All that is needed is each line of the entries holding the word "main", copied as it stands.

- Task data:
BEGIN
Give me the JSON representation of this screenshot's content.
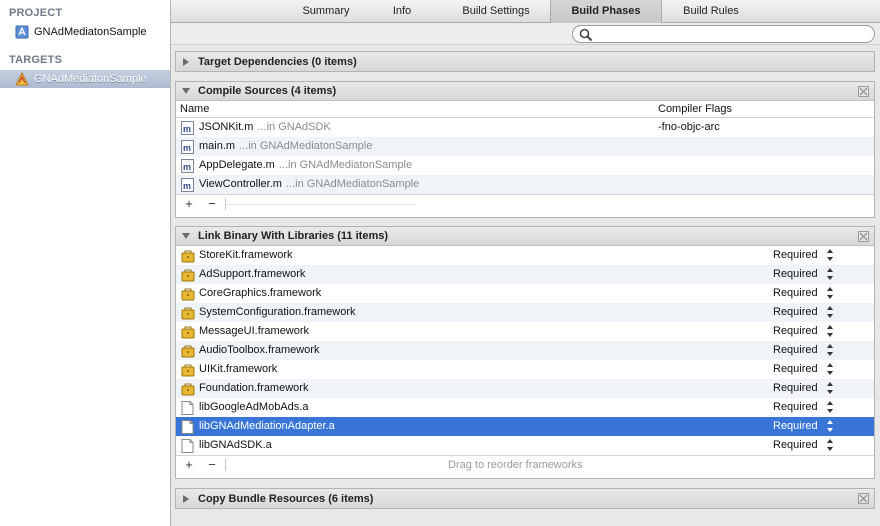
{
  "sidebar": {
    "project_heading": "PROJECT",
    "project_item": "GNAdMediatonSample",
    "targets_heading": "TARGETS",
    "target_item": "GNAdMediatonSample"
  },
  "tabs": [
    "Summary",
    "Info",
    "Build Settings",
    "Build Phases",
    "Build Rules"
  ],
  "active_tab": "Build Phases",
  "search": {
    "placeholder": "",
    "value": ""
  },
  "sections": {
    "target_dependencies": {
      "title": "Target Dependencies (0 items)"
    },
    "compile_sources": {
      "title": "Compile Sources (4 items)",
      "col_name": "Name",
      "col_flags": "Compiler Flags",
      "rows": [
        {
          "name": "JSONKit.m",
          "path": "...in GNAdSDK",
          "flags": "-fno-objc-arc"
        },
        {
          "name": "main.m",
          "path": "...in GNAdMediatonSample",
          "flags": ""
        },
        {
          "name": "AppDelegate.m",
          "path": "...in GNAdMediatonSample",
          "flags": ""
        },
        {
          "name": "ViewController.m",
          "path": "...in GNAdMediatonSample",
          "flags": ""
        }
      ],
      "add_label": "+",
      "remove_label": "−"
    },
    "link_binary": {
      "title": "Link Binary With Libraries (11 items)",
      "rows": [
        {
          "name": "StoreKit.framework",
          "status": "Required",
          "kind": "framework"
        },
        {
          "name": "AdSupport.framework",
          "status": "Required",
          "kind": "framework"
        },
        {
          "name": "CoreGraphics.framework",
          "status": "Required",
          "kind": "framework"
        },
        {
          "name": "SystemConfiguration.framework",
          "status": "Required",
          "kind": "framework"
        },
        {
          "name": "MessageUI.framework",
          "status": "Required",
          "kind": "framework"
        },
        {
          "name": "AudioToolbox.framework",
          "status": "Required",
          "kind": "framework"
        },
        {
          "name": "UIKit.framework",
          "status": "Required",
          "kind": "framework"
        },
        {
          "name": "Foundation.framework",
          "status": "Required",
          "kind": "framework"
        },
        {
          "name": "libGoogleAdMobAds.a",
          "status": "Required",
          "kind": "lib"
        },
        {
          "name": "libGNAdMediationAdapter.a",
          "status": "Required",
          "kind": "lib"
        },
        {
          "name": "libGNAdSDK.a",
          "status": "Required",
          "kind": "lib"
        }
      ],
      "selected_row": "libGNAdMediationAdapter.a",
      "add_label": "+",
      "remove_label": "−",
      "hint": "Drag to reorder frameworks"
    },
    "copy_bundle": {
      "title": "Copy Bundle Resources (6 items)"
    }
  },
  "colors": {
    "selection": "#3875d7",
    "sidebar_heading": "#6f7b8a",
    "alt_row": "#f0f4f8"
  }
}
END
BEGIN
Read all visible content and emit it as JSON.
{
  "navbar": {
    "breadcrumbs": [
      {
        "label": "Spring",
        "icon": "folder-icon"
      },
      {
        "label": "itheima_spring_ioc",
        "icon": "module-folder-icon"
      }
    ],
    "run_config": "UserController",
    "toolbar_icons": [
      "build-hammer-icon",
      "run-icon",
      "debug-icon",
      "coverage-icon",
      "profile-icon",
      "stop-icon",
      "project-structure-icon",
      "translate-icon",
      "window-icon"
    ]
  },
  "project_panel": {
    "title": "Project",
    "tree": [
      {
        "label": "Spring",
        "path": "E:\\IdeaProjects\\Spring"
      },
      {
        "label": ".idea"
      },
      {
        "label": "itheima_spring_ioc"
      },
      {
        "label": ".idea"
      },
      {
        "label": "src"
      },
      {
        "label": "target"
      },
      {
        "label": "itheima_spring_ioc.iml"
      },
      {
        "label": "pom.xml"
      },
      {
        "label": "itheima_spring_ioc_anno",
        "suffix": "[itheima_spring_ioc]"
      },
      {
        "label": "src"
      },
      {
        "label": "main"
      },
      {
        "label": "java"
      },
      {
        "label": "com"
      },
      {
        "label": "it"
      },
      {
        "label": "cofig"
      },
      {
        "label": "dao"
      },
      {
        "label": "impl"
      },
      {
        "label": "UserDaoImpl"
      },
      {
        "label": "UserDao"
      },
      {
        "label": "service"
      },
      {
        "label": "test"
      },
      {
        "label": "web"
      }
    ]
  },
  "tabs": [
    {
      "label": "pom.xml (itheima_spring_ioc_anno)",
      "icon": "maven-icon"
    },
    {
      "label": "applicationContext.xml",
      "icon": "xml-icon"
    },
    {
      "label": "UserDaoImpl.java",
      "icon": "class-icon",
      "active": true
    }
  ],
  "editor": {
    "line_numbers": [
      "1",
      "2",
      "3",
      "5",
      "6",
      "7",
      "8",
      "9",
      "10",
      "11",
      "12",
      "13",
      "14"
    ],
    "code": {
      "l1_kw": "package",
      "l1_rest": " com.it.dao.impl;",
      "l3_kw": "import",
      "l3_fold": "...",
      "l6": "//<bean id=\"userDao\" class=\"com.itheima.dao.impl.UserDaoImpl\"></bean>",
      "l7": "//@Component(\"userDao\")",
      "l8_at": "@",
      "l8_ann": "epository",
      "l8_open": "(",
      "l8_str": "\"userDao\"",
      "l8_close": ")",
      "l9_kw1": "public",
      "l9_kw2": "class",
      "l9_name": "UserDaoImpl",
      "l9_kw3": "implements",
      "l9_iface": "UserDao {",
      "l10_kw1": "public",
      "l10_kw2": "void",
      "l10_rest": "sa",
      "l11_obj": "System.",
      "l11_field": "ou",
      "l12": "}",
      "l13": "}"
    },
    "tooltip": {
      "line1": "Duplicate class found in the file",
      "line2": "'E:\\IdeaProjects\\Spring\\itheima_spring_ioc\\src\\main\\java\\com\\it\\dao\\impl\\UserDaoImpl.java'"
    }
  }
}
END
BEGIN
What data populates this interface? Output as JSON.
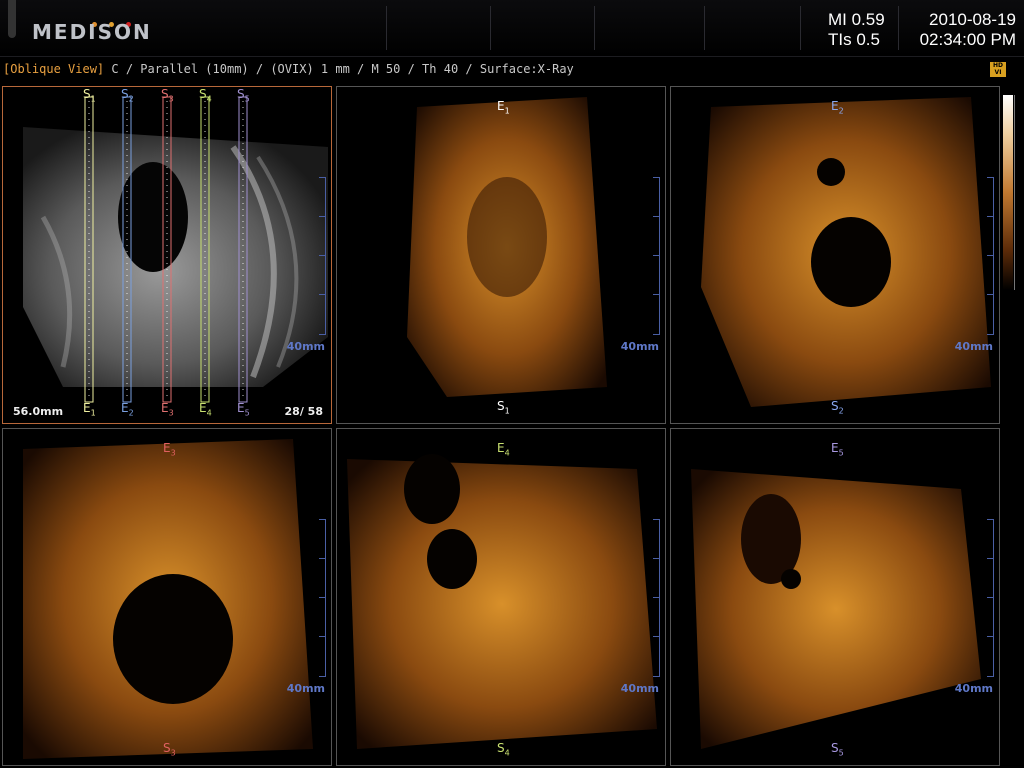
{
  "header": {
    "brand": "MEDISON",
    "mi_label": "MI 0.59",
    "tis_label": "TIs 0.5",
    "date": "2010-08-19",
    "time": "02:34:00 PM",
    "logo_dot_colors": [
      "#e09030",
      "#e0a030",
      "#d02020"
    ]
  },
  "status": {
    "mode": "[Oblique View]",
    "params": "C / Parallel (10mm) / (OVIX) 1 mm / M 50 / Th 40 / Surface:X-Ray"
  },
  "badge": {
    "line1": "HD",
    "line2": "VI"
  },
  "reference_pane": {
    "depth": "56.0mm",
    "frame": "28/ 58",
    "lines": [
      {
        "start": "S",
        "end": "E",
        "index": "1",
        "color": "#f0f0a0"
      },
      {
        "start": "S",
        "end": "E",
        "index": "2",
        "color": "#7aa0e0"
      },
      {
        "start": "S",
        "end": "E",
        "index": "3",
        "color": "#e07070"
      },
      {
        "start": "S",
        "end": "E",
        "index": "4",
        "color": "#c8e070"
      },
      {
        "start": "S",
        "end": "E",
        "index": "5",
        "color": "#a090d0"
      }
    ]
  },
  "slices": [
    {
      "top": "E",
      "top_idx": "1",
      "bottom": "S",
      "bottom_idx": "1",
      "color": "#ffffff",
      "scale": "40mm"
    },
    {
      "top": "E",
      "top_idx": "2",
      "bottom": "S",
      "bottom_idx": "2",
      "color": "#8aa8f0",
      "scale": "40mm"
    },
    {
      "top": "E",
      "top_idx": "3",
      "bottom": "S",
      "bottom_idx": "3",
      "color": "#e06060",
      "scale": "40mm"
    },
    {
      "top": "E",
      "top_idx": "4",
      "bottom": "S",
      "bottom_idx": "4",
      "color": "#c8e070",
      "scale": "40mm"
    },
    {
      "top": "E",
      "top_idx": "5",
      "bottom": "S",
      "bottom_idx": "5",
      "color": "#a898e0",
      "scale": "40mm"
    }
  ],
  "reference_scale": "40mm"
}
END
- Answer:
          "name": "main.m",
        "label": "main"
      "line2": "'E:\\IdeaProjects\\Spring\\itheima_spring_ioc\\src\\main\\java\\com\\it\\dao\\impl\\UserDaoImpl.java'"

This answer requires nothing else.